In the booth operated by Konoike Transport, a robot arm, developed jointly with Muscle Corporation exhibits the theme of “Seeking to substitute or reduce personnel through robots that perform labor using human effort.” The force being applied at the end of the arm can be felt by the operator’s controls, a sensation that has not existed up to now. Visitors can experience operation themselves and the feedback they provide can be utilized in future development efforts.
Actually specialist staff — called “communications” — are on hand to observe visitor reactions and comments, which they feed back to the developers. Even when vistors’ remarks are not relayed to the developers directly, the communicators will serve this purpose. And because they are trained to listen, they are skilled at encouraging visitors to express their true feelings.

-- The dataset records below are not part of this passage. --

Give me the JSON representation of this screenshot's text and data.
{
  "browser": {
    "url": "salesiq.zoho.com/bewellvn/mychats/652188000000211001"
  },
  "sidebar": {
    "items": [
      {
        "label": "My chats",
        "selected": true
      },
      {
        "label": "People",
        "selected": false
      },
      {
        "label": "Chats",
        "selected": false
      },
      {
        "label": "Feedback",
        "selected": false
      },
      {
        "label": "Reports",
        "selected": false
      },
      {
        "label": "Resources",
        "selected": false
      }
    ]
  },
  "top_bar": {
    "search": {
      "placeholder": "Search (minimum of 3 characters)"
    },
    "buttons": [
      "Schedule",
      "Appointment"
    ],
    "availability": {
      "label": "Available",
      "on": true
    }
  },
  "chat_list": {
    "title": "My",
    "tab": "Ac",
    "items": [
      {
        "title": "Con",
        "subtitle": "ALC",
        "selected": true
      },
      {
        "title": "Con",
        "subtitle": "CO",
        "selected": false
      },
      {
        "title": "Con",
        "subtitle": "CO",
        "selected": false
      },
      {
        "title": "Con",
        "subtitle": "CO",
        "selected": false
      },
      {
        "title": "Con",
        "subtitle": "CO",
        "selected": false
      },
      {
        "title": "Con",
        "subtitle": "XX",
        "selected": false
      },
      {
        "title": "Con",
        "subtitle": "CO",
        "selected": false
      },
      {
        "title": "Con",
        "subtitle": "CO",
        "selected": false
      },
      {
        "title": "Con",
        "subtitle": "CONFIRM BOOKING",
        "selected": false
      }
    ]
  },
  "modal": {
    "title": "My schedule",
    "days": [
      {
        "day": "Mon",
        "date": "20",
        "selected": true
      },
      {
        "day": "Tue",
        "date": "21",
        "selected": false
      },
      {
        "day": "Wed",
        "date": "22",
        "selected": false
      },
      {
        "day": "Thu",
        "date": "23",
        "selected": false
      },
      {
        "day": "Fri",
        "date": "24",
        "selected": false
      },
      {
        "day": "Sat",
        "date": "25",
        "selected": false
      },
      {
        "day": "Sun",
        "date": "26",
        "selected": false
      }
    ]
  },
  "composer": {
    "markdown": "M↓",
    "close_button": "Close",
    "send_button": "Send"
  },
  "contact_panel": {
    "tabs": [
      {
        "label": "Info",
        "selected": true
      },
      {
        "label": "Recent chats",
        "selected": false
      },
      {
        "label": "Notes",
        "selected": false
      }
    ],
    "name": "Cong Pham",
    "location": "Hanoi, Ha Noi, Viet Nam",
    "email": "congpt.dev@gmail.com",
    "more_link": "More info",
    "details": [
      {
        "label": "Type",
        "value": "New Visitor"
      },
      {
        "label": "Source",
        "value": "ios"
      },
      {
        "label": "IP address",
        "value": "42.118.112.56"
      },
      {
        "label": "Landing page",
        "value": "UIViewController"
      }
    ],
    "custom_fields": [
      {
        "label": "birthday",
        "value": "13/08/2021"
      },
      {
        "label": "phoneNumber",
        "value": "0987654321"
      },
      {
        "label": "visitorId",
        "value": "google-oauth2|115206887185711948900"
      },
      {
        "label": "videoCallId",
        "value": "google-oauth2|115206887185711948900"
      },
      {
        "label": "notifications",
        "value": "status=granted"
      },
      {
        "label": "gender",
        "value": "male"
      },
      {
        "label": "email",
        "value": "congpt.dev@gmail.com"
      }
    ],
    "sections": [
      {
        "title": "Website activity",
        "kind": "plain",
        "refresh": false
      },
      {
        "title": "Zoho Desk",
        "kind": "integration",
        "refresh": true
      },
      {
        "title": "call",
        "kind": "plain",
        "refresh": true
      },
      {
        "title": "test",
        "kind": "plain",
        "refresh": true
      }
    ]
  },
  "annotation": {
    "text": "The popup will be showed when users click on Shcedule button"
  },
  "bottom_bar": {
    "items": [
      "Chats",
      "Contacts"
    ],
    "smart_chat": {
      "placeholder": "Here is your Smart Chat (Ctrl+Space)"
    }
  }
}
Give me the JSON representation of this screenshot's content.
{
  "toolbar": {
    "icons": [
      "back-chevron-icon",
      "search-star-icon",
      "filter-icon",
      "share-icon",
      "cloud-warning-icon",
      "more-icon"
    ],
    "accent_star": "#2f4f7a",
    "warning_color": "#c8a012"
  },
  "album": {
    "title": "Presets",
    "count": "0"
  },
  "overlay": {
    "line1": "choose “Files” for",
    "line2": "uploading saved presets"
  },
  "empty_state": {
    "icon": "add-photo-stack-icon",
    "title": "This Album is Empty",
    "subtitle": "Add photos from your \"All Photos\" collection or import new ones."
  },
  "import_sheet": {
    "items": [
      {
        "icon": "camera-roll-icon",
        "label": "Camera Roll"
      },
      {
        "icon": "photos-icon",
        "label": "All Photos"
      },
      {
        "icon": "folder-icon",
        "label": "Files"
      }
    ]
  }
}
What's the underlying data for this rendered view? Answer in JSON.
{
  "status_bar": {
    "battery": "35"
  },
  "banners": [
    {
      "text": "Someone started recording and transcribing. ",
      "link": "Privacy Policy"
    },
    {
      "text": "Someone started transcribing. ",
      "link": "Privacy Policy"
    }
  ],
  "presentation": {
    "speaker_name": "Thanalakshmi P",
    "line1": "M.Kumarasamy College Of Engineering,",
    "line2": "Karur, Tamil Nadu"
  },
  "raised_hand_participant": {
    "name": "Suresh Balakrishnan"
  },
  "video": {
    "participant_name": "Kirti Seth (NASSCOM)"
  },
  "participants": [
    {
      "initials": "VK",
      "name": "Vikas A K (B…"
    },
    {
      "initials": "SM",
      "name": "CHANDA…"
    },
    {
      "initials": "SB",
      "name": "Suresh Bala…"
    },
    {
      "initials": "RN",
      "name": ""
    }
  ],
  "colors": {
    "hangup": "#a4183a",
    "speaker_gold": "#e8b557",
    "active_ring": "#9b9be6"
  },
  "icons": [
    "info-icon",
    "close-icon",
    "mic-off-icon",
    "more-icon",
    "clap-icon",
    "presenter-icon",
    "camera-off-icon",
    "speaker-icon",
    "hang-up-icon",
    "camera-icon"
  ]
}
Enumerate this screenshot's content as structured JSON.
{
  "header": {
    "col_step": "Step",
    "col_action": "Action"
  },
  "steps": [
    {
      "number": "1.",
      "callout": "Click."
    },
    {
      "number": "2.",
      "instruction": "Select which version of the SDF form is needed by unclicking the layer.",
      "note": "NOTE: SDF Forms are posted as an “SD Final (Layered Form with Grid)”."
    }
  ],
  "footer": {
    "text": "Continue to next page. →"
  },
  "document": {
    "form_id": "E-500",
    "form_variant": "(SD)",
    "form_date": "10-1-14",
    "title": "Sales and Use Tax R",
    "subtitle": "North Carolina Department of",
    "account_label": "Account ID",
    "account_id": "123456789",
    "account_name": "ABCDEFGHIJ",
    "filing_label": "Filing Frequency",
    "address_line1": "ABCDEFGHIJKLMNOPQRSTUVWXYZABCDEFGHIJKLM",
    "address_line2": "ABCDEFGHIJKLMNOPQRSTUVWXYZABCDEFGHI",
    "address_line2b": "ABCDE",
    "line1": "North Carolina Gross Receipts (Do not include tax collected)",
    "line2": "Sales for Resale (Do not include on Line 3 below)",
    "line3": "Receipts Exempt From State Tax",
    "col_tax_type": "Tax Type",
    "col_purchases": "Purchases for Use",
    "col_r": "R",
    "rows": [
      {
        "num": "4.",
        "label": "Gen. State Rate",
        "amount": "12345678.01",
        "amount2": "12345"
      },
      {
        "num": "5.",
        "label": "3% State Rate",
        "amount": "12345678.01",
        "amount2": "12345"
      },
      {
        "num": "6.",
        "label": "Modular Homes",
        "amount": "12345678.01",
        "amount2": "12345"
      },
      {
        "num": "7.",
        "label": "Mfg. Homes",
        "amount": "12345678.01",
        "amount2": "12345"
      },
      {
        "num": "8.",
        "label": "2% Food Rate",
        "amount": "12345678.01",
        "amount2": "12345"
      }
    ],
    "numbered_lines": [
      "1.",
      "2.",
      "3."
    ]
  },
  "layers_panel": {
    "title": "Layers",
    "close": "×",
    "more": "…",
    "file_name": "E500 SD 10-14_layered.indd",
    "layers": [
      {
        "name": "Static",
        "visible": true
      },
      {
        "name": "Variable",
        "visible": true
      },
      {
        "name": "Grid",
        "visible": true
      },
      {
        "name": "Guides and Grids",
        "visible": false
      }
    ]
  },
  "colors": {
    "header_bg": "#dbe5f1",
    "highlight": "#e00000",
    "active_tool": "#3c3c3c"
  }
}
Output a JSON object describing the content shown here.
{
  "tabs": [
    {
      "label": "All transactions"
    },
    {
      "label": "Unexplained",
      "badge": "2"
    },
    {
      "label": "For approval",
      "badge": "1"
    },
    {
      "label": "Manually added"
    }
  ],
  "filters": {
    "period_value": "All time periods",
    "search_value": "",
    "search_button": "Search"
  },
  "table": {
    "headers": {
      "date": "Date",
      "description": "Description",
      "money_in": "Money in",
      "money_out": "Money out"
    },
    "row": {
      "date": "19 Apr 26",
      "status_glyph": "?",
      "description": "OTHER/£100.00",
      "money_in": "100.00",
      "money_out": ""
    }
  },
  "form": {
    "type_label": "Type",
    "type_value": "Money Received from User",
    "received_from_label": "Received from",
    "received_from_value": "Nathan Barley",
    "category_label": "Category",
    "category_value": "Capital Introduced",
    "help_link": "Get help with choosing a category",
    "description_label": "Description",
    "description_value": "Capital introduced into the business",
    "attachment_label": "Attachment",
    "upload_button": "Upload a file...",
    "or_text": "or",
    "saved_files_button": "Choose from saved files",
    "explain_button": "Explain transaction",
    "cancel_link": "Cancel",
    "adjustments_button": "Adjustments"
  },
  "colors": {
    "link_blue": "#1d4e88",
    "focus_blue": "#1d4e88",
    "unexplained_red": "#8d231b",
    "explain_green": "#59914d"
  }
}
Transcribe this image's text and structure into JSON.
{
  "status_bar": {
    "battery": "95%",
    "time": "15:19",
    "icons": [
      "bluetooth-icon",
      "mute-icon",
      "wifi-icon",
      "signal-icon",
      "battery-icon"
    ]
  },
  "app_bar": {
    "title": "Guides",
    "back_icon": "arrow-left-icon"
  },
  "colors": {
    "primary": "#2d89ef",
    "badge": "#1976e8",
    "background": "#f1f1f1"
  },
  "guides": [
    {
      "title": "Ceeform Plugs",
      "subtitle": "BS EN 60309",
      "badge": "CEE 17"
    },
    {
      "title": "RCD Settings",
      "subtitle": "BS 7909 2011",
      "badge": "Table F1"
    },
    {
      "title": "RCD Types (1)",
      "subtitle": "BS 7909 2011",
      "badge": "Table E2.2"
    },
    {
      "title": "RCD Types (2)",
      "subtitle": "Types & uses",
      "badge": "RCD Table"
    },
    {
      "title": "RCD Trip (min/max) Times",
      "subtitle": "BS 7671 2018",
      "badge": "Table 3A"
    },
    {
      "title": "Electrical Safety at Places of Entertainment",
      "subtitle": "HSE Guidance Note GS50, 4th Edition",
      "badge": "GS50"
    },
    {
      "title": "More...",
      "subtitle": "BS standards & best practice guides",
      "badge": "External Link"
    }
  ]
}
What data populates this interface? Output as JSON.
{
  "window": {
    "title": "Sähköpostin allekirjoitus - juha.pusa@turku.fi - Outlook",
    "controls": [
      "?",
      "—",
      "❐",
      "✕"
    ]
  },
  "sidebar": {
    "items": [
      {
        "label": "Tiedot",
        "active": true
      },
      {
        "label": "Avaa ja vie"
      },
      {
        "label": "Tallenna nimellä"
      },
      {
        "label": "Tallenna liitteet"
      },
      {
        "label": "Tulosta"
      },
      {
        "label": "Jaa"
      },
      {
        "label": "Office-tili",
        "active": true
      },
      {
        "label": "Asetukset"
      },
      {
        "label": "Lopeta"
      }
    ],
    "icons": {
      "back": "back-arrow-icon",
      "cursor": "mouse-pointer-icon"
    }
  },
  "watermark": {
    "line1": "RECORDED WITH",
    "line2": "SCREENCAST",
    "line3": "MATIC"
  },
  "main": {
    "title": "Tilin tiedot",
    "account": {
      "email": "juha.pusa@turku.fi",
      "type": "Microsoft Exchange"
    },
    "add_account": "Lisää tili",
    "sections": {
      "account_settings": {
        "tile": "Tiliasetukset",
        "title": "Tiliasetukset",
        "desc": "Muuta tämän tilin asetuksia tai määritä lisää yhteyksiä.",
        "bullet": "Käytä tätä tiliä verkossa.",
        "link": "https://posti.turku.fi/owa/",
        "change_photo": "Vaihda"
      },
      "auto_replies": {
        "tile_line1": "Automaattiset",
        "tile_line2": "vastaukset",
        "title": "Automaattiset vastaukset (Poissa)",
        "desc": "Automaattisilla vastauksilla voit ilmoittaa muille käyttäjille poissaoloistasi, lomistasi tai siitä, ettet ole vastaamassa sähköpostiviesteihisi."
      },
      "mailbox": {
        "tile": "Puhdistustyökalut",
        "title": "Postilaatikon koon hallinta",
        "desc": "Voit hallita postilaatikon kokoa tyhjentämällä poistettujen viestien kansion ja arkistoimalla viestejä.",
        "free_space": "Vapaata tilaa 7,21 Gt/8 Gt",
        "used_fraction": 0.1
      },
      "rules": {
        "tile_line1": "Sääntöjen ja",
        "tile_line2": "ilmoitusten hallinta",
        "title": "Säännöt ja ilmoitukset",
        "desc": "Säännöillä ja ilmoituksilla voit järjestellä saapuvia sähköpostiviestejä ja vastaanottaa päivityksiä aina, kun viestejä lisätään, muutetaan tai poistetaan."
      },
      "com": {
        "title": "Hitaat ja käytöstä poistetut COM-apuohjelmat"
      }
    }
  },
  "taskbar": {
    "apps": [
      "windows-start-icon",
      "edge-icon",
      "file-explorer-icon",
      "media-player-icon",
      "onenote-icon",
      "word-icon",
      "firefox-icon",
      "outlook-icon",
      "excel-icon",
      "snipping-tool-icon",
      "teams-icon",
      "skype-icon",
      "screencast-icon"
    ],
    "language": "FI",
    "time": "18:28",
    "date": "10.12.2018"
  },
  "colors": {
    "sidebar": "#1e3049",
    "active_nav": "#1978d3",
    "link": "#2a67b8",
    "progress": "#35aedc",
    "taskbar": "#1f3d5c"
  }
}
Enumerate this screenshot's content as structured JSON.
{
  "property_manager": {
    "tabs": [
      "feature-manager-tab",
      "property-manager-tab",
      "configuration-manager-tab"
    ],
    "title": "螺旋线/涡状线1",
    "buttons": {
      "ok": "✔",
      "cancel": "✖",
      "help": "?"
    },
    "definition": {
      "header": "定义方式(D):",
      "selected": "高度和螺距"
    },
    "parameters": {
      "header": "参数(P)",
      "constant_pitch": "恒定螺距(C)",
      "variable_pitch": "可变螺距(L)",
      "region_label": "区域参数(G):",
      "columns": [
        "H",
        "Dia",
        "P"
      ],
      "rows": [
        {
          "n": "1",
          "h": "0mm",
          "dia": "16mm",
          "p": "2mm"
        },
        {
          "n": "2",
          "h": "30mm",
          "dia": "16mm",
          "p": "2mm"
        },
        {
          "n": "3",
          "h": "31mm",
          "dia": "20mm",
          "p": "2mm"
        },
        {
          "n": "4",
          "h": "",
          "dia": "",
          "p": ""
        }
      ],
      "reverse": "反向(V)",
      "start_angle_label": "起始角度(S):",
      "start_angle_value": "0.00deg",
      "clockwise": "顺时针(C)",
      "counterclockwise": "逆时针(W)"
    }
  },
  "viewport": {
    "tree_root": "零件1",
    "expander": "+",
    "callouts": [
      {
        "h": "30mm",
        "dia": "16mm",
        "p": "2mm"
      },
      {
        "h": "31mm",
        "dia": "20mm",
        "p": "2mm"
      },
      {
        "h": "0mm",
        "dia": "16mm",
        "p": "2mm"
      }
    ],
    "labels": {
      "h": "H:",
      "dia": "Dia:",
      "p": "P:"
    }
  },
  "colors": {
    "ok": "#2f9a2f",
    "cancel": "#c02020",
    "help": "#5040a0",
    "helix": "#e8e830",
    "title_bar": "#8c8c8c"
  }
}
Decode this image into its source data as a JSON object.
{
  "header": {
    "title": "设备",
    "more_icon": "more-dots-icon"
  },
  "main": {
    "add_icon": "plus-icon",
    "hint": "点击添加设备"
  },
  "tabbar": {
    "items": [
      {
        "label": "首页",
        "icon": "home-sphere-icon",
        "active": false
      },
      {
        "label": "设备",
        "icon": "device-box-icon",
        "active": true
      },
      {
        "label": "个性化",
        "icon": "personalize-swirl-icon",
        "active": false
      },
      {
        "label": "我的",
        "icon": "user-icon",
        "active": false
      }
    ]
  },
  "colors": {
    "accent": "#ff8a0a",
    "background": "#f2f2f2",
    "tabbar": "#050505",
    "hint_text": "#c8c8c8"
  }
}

Knowledge Capital features many other places to see other than The Lab. In the Future Life showroom, companies, universities and others in a variety of fields propose steps toward the future, making this a contact point for communication with ordinary citizens. The 21 tenants not only offer stores with things for sale and showrooms where things can be seen, but where visitors can discover, and learn about these proposals through stimulating experiences. In any event, the common concept running through all of Knowledge Capital is “interactivity.” Unlike a conventional shopping mall, it transcends the simple pattern of buyer and seller, standing out as a new type of facility for human communication to be found.